Maybe the Rockefeller-types had colour televisions in their homes in 1956, but most North Americans didn’t. Black & white TVs though were becoming ubiquitous by ’56. Once you owned the set, the content on it was free forever, a novel concept. A lot of Americans who used to go out were starting to stay in and Hollywood was feeling the heat: not only were they losing customers and cash, but theatre chain owners were complaining about the product that the movie studios were shipping them. Who wants to shell out to see some paint-by-numbers Westerns worse than any of the twenty Western shows free on TV?
Hollywood decided to attack TV where it hurt the most—right in the colour zone: and, also, by exploiting its advantage of scale. Movies, beginning around the mid 1950s and continuing until television had caught up in the colour category (by the mid 1960s, most North American homes featured a colour TV), began to become the full-blown sensory spectacles they remain. Studios spent a lot of money competing with each other to develop technologically superior film colour systems, bigger screens, new cinematographic techniques to remind an audience how much bigger a movie screen was than the puny piece of glass they had back home. Inevitably, perhaps, this intense focus on technological innovation and wowing people with bright colours and sweeping panoramic cinematography, came at a cost: the content suffered. Studios forgot how to tell a story. The story and dialogue in Trapeze are largely laughable. They often were in the big movies of this era, which intentionally chose to emphasize style over substance. It doesn’t really matter. Hollywood, with a point to prove, can be a fearsome thing.
Directed by Carol Reed and shot on location in Paris (mostly at the Cirque d’ Hiver), Trapeze, viewed in its natural environs—a movie theatre—must have made people cover their eyes and scream, like, you could definitely see people getting up and leaving. The flying act is harrowing. An acrobat in real life, before an injury turned him thespian, Burt Lancaster performed many of his own flying stunts in the film. Beyond that the formula Trapeze sets remains the formula still: famous faces, pretty faces (Gina Lollobrigida, the centre of a love triangle, makes her screen debut) mixed with lots of glorious action, fast and dangerous.

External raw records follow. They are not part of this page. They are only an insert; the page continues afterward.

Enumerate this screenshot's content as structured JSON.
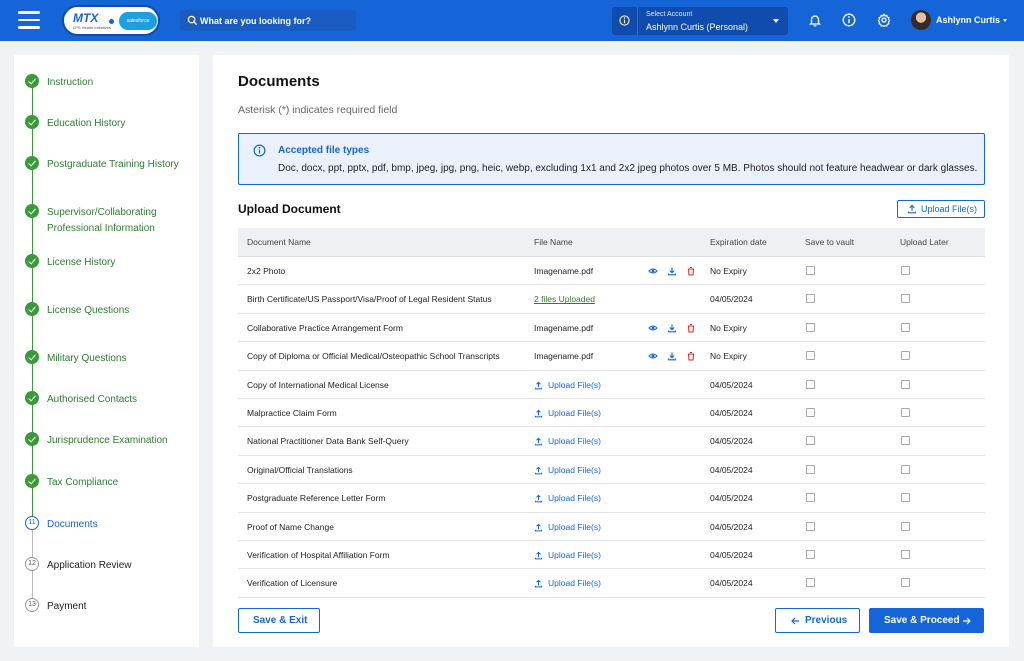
{
  "header": {
    "search_placeholder": "What are you looking for?",
    "logo_text": "MTX",
    "logo_sub": "LPS Health Initiatives",
    "logo_partner": "salesforce",
    "account_label": "Select Account",
    "account_value": "Ashlynn Curtis (Personal)",
    "user_name": "Ashlynn Curtis",
    "brand_color": "#1565d8"
  },
  "steps": [
    {
      "num": "1",
      "label": "Instruction",
      "status": "done"
    },
    {
      "num": "2",
      "label": "Education History",
      "status": "done"
    },
    {
      "num": "3",
      "label": "Postgraduate Training History",
      "status": "done"
    },
    {
      "num": "4",
      "label": "Supervisor/Collaborating Professional Information",
      "status": "done"
    },
    {
      "num": "5",
      "label": "License History",
      "status": "done"
    },
    {
      "num": "6",
      "label": "License Questions",
      "status": "done"
    },
    {
      "num": "7",
      "label": "Military Questions",
      "status": "done"
    },
    {
      "num": "8",
      "label": "Authorised Contacts",
      "status": "done"
    },
    {
      "num": "9",
      "label": "Jurisprudence Examination",
      "status": "done"
    },
    {
      "num": "10",
      "label": "Tax Compliance",
      "status": "done"
    },
    {
      "num": "11",
      "label": "Documents",
      "status": "current"
    },
    {
      "num": "12",
      "label": "Application Review",
      "status": "todo"
    },
    {
      "num": "13",
      "label": "Payment",
      "status": "todo"
    }
  ],
  "main": {
    "title": "Documents",
    "required_prefix": "Asterisk (",
    "required_star": "*",
    "required_suffix": ") indicates required field",
    "notice_title": "Accepted file types",
    "notice_text": "Doc, docx, ppt, pptx, pdf, bmp, jpeg, jpg, png, heic, webp, excluding 1x1 and 2x2 jpeg photos over 5 MB. Photos should not feature headwear or dark glasses.",
    "upload_heading": "Upload Document",
    "upload_button": "Upload File(s)"
  },
  "table": {
    "columns": [
      "Document Name",
      "File Name",
      "Expiration date",
      "Save to vault",
      "Upload Later"
    ],
    "rows": [
      {
        "name": "2x2 Photo",
        "file": "Imagename.pdf",
        "type": "file",
        "expiry": "No Expiry"
      },
      {
        "name": "Birth Certificate/US Passport/Visa/Proof of Legal Resident Status",
        "file": "2 files Uploaded",
        "type": "link",
        "expiry": "04/05/2024"
      },
      {
        "name": "Collaborative Practice Arrangement Form",
        "file": "Imagename.pdf",
        "type": "file",
        "expiry": "No Expiry"
      },
      {
        "name": "Copy of Diploma or Official Medical/Osteopathic School Transcripts",
        "file": "Imagename.pdf",
        "type": "file",
        "expiry": "No Expiry"
      },
      {
        "name": "Copy of International Medical License",
        "file": "Upload File(s)",
        "type": "upload",
        "expiry": "04/05/2024"
      },
      {
        "name": "Malpractice Claim Form",
        "file": "Upload File(s)",
        "type": "upload",
        "expiry": "04/05/2024"
      },
      {
        "name": "National Practitioner Data Bank Self-Query",
        "file": "Upload File(s)",
        "type": "upload",
        "expiry": "04/05/2024"
      },
      {
        "name": "Original/Official Translations",
        "file": "Upload File(s)",
        "type": "upload",
        "expiry": "04/05/2024"
      },
      {
        "name": "Postgraduate Reference Letter Form",
        "file": "Upload File(s)",
        "type": "upload",
        "expiry": "04/05/2024"
      },
      {
        "name": "Proof of Name Change",
        "file": "Upload File(s)",
        "type": "upload",
        "expiry": "04/05/2024"
      },
      {
        "name": "Verification of Hospital Affiliation Form",
        "file": "Upload File(s)",
        "type": "upload",
        "expiry": "04/05/2024"
      },
      {
        "name": "Verification of Licensure",
        "file": "Upload File(s)",
        "type": "upload",
        "expiry": "04/05/2024"
      }
    ]
  },
  "footer": {
    "save_exit": "Save & Exit",
    "previous": "Previous",
    "save_proceed": "Save & Proceed"
  }
}
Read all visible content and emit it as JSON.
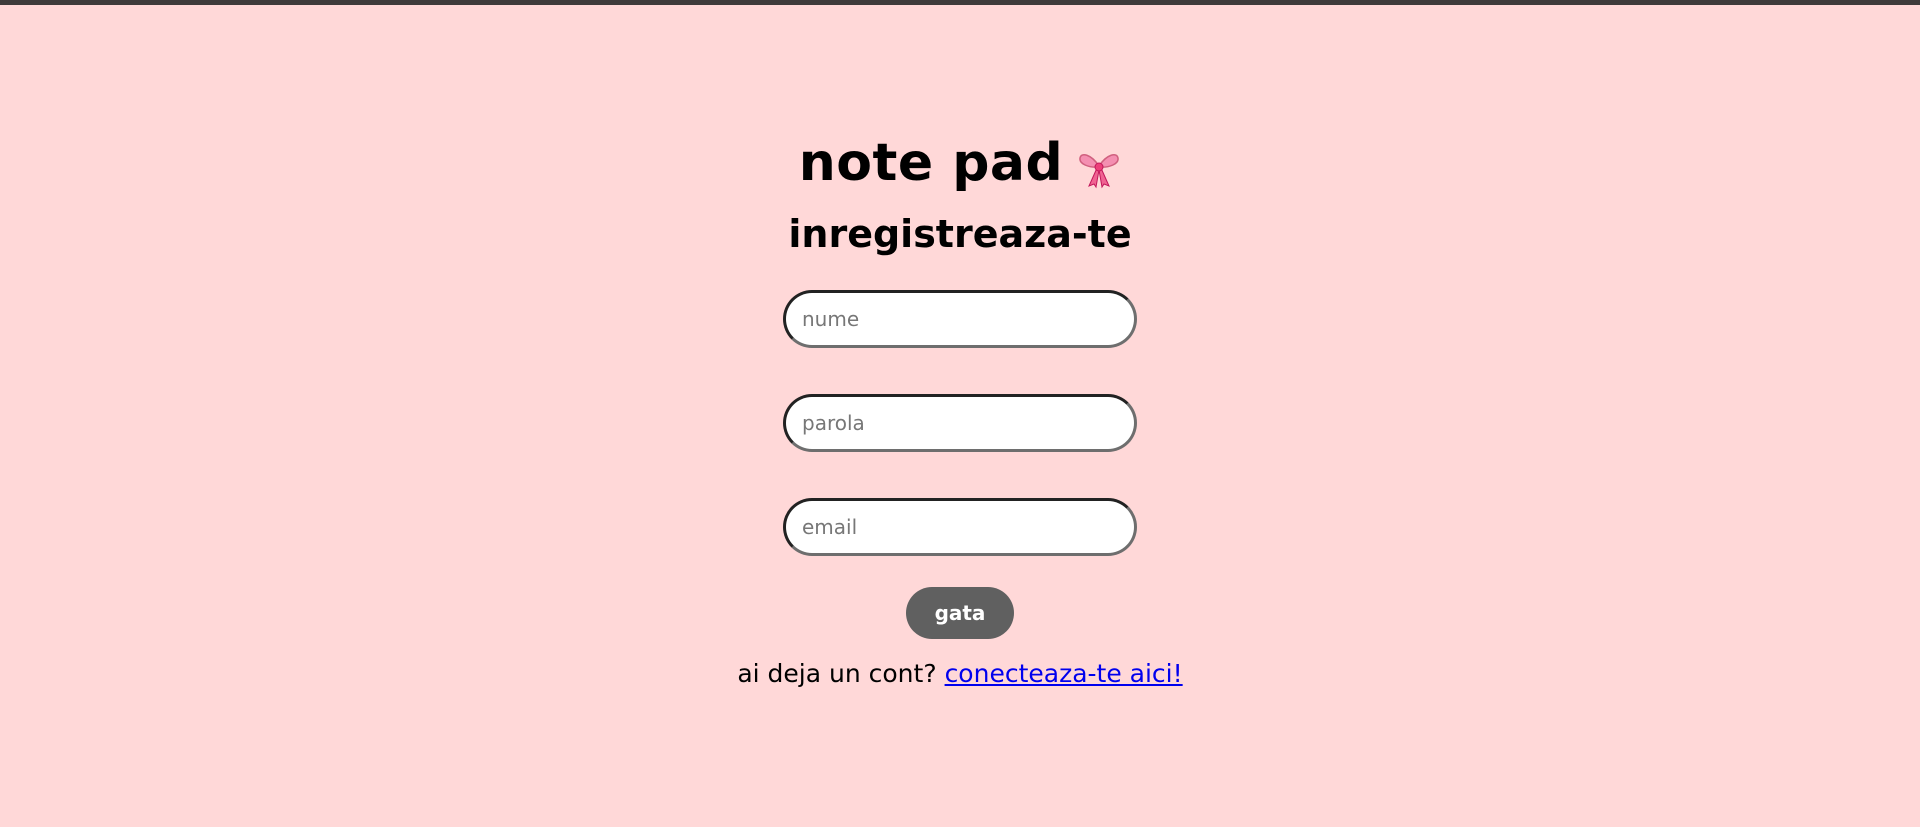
{
  "app": {
    "title": "note pad",
    "icon": "bow-icon"
  },
  "form": {
    "heading": "inregistreaza-te",
    "fields": [
      {
        "name": "nume",
        "placeholder": "nume",
        "value": ""
      },
      {
        "name": "parola",
        "placeholder": "parola",
        "value": ""
      },
      {
        "name": "email",
        "placeholder": "email",
        "value": ""
      }
    ],
    "submit_label": "gata"
  },
  "footer": {
    "prompt": "ai deja un cont?",
    "link_label": "conecteaza-te aici!"
  },
  "colors": {
    "background": "#ffd8d8",
    "top_bar": "#3e3a3a",
    "button": "#606060",
    "link": "#0000ee",
    "bow": "#f48fb1"
  }
}
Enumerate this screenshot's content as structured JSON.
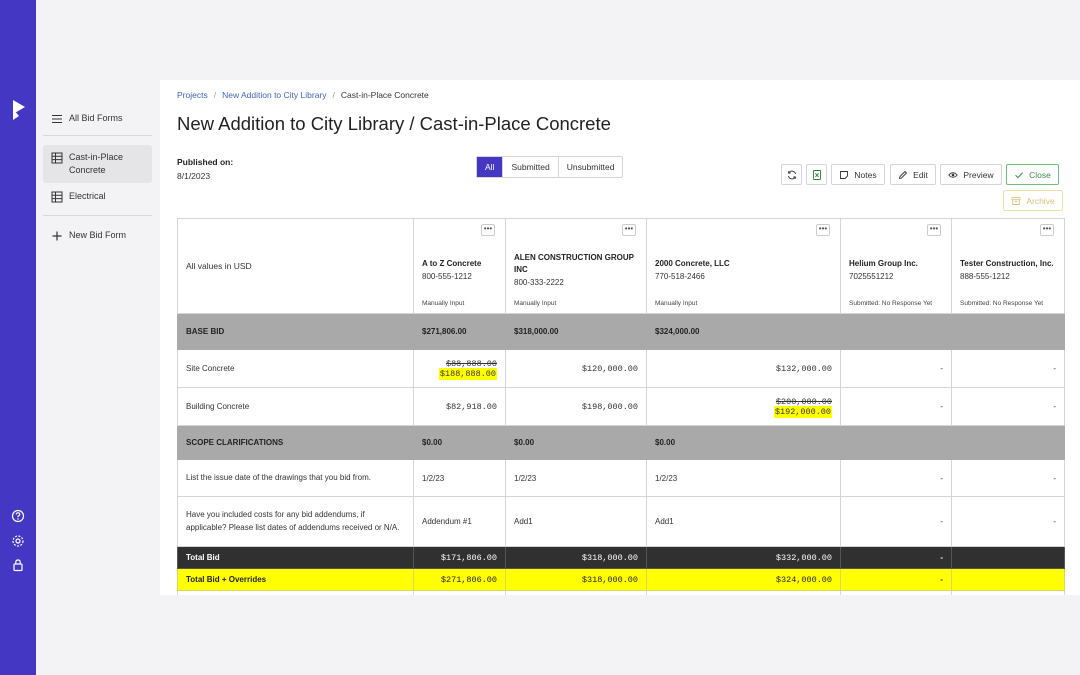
{
  "sidebar": {
    "items": [
      {
        "label": "All Bid Forms",
        "icon": "list-icon"
      },
      {
        "label": "Cast-in-Place Concrete",
        "icon": "grid-icon"
      },
      {
        "label": "Electrical",
        "icon": "grid-icon"
      },
      {
        "label": "New Bid Form",
        "icon": "plus-icon"
      }
    ]
  },
  "breadcrumb": {
    "projects": "Projects",
    "project": "New Addition to City Library",
    "current": "Cast-in-Place Concrete"
  },
  "page_title": "New Addition to City Library / Cast-in-Place Concrete",
  "published": {
    "label": "Published on:",
    "date": "8/1/2023"
  },
  "filter": {
    "all": "All",
    "submitted": "Submitted",
    "unsubmitted": "Unsubmitted",
    "selected": "All"
  },
  "toolbar": {
    "notes": "Notes",
    "edit": "Edit",
    "preview": "Preview",
    "close": "Close",
    "archive": "Archive"
  },
  "table": {
    "corner": "All values in USD",
    "companies": [
      {
        "name": "A to Z Concrete",
        "phone": "800-555-1212",
        "status": "Manually Input"
      },
      {
        "name": "ALEN CONSTRUCTION GROUP INC",
        "phone": "800-333-2222",
        "status": "Manually Input"
      },
      {
        "name": "2000 Concrete, LLC",
        "phone": "770-518-2466",
        "status": "Manually Input"
      },
      {
        "name": "Helium Group Inc.",
        "phone": "7025551212",
        "status": "Submitted: No Response Yet"
      },
      {
        "name": "Tester Construction, Inc.",
        "phone": "888-555-1212",
        "status": "Submitted: No Response Yet"
      }
    ],
    "base_bid": {
      "label": "BASE BID",
      "values": [
        "$271,806.00",
        "$318,000.00",
        "$324,000.00",
        "",
        ""
      ]
    },
    "site_concrete": {
      "label": "Site Concrete",
      "a_old": "$88,888.00",
      "a_new": "$188,888.00",
      "b": "$120,000.00",
      "c": "$132,000.00",
      "d": "-",
      "e": "-"
    },
    "building_concrete": {
      "label": "Building Concrete",
      "a": "$82,918.00",
      "b": "$198,000.00",
      "c_old": "$200,000.00",
      "c_new": "$192,000.00",
      "d": "-",
      "e": "-"
    },
    "scope": {
      "label": "SCOPE CLARIFICATIONS",
      "values": [
        "$0.00",
        "$0.00",
        "$0.00",
        "",
        ""
      ]
    },
    "q1": {
      "label": "List the issue date of the drawings that you bid from.",
      "values": [
        "1/2/23",
        "1/2/23",
        "1/2/23",
        "-",
        "-"
      ]
    },
    "q2": {
      "label": "Have you included costs for any bid addendums, if applicable? Please list dates of addendums received or N/A.",
      "values": [
        "Addendum #1",
        "Add1",
        "Add1",
        "-",
        "-"
      ]
    },
    "total": {
      "label": "Total Bid",
      "values": [
        "$171,806.00",
        "$318,000.00",
        "$332,000.00",
        "-",
        ""
      ]
    },
    "override": {
      "label": "Total Bid + Overrides",
      "values": [
        "$271,806.00",
        "$318,000.00",
        "$324,000.00",
        "-",
        ""
      ]
    }
  },
  "colors": {
    "brand": "#4337c4",
    "highlight": "#ffff00",
    "section": "#a9a9a9",
    "total": "#303030"
  }
}
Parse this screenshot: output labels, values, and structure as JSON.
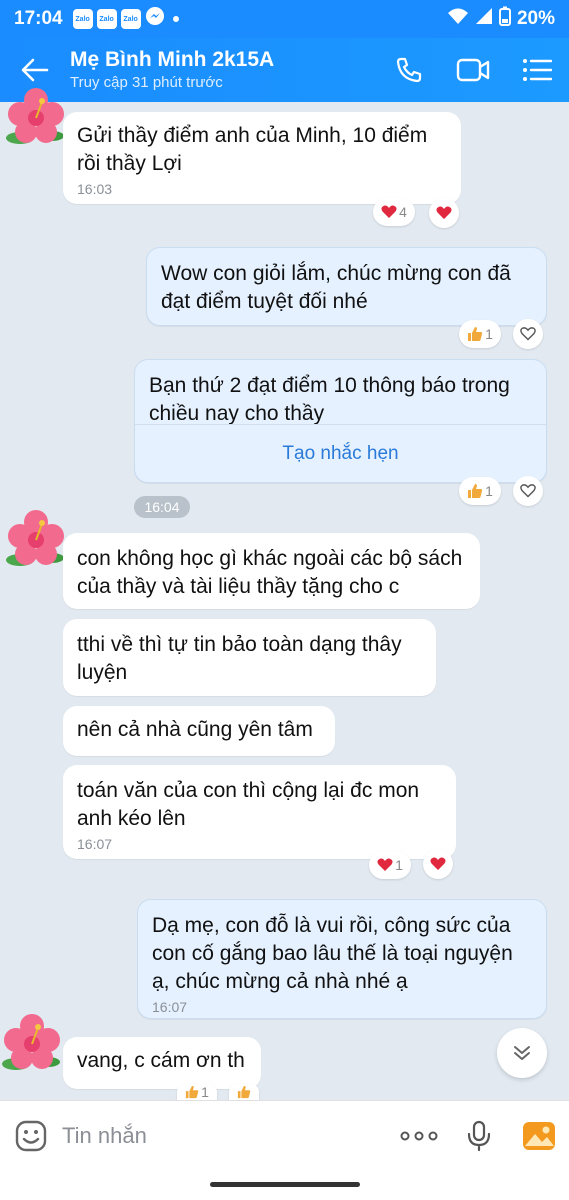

I miss the days when two guys could just walk around on their hands and have an honest conversation with each other, mano-a-mano-like.